*THE PROBLEM*:
Where does the string "content" occur in the entries below? Copy every line where it does.
(INFORMATION GIVEN Opens)
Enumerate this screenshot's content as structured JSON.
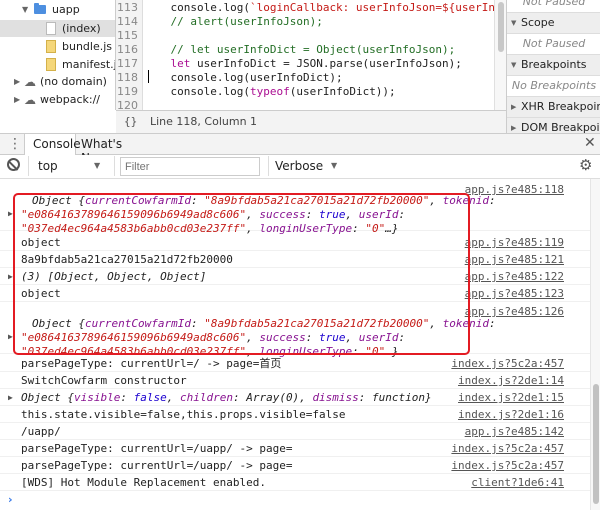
{
  "file_tree": {
    "items": [
      {
        "label": "uapp",
        "kind": "folder"
      },
      {
        "label": "(index)",
        "kind": "file"
      },
      {
        "label": "bundle.js",
        "kind": "file"
      },
      {
        "label": "manifest.json",
        "kind": "file"
      },
      {
        "label": "(no domain)",
        "kind": "cloud"
      },
      {
        "label": "webpack://",
        "kind": "cloud"
      }
    ]
  },
  "editor": {
    "line_numbers": [
      "113",
      "114",
      "115",
      "116",
      "117",
      "118",
      "119",
      "120"
    ],
    "status": "Line 118, Column 1",
    "pretty_print": "{}"
  },
  "right_panel": {
    "items": [
      {
        "label": "Not Paused",
        "kind": "italic"
      },
      {
        "label": "Scope",
        "kind": "header"
      },
      {
        "label": "Not Paused",
        "kind": "italic"
      },
      {
        "label": "Breakpoints",
        "kind": "header"
      },
      {
        "label": "No Breakpoints",
        "kind": "italic"
      },
      {
        "label": "XHR Breakpoints",
        "kind": "header"
      },
      {
        "label": "DOM Breakpoints",
        "kind": "header"
      }
    ]
  },
  "tabs": {
    "console": "Console",
    "whats_new": "What's New"
  },
  "filterbar": {
    "context": "top",
    "filter_placeholder": "Filter",
    "level": "Verbose"
  },
  "console": {
    "sources": [
      "app.js?e485:118",
      "app.js?e485:119",
      "app.js?e485:121",
      "app.js?e485:122",
      "app.js?e485:123",
      "app.js?e485:126",
      "index.js?5c2a:457",
      "index.js?2de1:14",
      "index.js?2de1:15",
      "index.js?2de1:16",
      "app.js?e485:142",
      "index.js?5c2a:457",
      "index.js?5c2a:457",
      "client?1de6:41"
    ],
    "obj1": {
      "head": "Object {",
      "k1": "currentCowfarmId",
      "v1": "\"8a9bfdab5a21ca27015a21d72fb20000\"",
      "k2": "tokenid",
      "v2a": "\"e086416378964615909 6b6949ad8c606\"",
      "v2": "\"e0864163789646159096b6949ad8c606\"",
      "k3": "success",
      "v3": "true",
      "k4": "userId",
      "v4": "\"037ed4ec964a4583b6abb0cd03e237ff\"",
      "k5": "longinUserType",
      "v5": "\"0\"",
      "tail": "…}"
    },
    "line_object": "object",
    "line_id": "8a9bfdab5a21ca27015a21d72fb20000",
    "line_array": "(3) [Object, Object, Object]",
    "line_object2": "object",
    "line_parse1": "parsePageType: currentUrl=/ -> page=首页",
    "line_switch": "SwitchCowfarm constructor",
    "obj2": {
      "head": "Object {",
      "k1": "visible",
      "v1": "false",
      "k2": "children",
      "v2": "Array(0)",
      "k3": "dismiss",
      "v3": "function",
      "tail": "}"
    },
    "line_state": "this.state.visible=false,this.props.visible=false",
    "line_uapp": "/uapp/",
    "line_parse2": "parsePageType: currentUrl=/uapp/ -> page=",
    "line_parse3": "parsePageType: currentUrl=/uapp/ -> page=",
    "line_wds": "[WDS] Hot Module Replacement enabled."
  },
  "colors": {
    "highlight": "#e31b23",
    "tab_active": "#3779e8"
  }
}
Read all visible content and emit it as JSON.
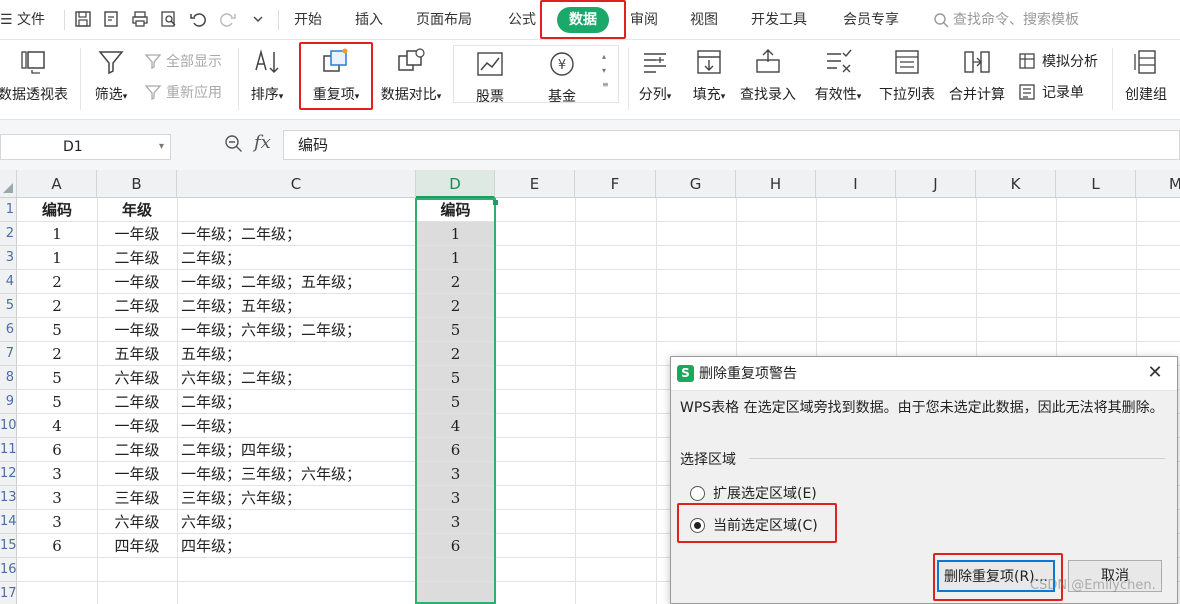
{
  "menubar": {
    "file_label": "文件",
    "tabs": [
      "开始",
      "插入",
      "页面布局",
      "公式",
      "数据",
      "审阅",
      "视图",
      "开发工具",
      "会员专享"
    ],
    "active_tab": "数据",
    "search_placeholder": "查找命令、搜索模板",
    "accent_color": "#1aa86b"
  },
  "ribbon": {
    "pivot": "数据透视表",
    "filter": "筛选",
    "show_all": "全部显示",
    "reapply": "重新应用",
    "sort": "排序",
    "duplicates": "重复项",
    "compare": "数据对比",
    "stocks": "股票",
    "funds": "基金",
    "split": "分列",
    "fill": "填充",
    "lookup_entry": "查找录入",
    "validity": "有效性",
    "dropdown_list": "下拉列表",
    "consolidate": "合并计算",
    "what_if": "模拟分析",
    "record_form": "记录单",
    "create_group": "创建组"
  },
  "formula_bar": {
    "cell_ref": "D1",
    "fx_label": "fx",
    "content": "编码"
  },
  "sheet": {
    "columns": [
      "A",
      "B",
      "C",
      "D",
      "E",
      "F",
      "G",
      "H",
      "I",
      "J",
      "K",
      "L",
      "M"
    ],
    "selected_column": "D",
    "row_numbers": [
      "1",
      "2",
      "3",
      "4",
      "5",
      "6",
      "7",
      "8",
      "9",
      "10",
      "11",
      "12",
      "13",
      "14",
      "15",
      "16",
      "17"
    ],
    "header": {
      "a": "编码",
      "b": "年级",
      "d": "编码"
    },
    "rows": [
      {
        "a": "1",
        "b": "一年级",
        "c": "一年级；二年级；",
        "d": "1"
      },
      {
        "a": "1",
        "b": "二年级",
        "c": "二年级；",
        "d": "1"
      },
      {
        "a": "2",
        "b": "一年级",
        "c": "一年级；二年级；五年级；",
        "d": "2"
      },
      {
        "a": "2",
        "b": "二年级",
        "c": "二年级；五年级；",
        "d": "2"
      },
      {
        "a": "5",
        "b": "一年级",
        "c": "一年级；六年级；二年级；",
        "d": "5"
      },
      {
        "a": "2",
        "b": "五年级",
        "c": "五年级；",
        "d": "2"
      },
      {
        "a": "5",
        "b": "六年级",
        "c": "六年级；二年级；",
        "d": "5"
      },
      {
        "a": "5",
        "b": "二年级",
        "c": "二年级；",
        "d": "5"
      },
      {
        "a": "4",
        "b": "一年级",
        "c": "一年级；",
        "d": "4"
      },
      {
        "a": "6",
        "b": "二年级",
        "c": "二年级；四年级；",
        "d": "6"
      },
      {
        "a": "3",
        "b": "一年级",
        "c": "一年级；三年级；六年级；",
        "d": "3"
      },
      {
        "a": "3",
        "b": "三年级",
        "c": "三年级；六年级；",
        "d": "3"
      },
      {
        "a": "3",
        "b": "六年级",
        "c": "六年级；",
        "d": "3"
      },
      {
        "a": "6",
        "b": "四年级",
        "c": "四年级；",
        "d": "6"
      }
    ]
  },
  "dialog": {
    "title": "删除重复项警告",
    "app_badge": "S",
    "message": "WPS表格 在选定区域旁找到数据。由于您未选定此数据，因此无法将其删除。",
    "group_label": "选择区域",
    "option_expand": "扩展选定区域(E)",
    "option_current": "当前选定区域(C)",
    "selected_option": "current",
    "remove_button": "删除重复项(R)...",
    "cancel_button": "取消"
  },
  "watermark": "CSDN @Emilychen."
}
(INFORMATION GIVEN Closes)
*TASK RESPONSE*:
Enumerate this screenshot's content as structured JSON.
Read all visible content and emit it as JSON.
    "content": "编码"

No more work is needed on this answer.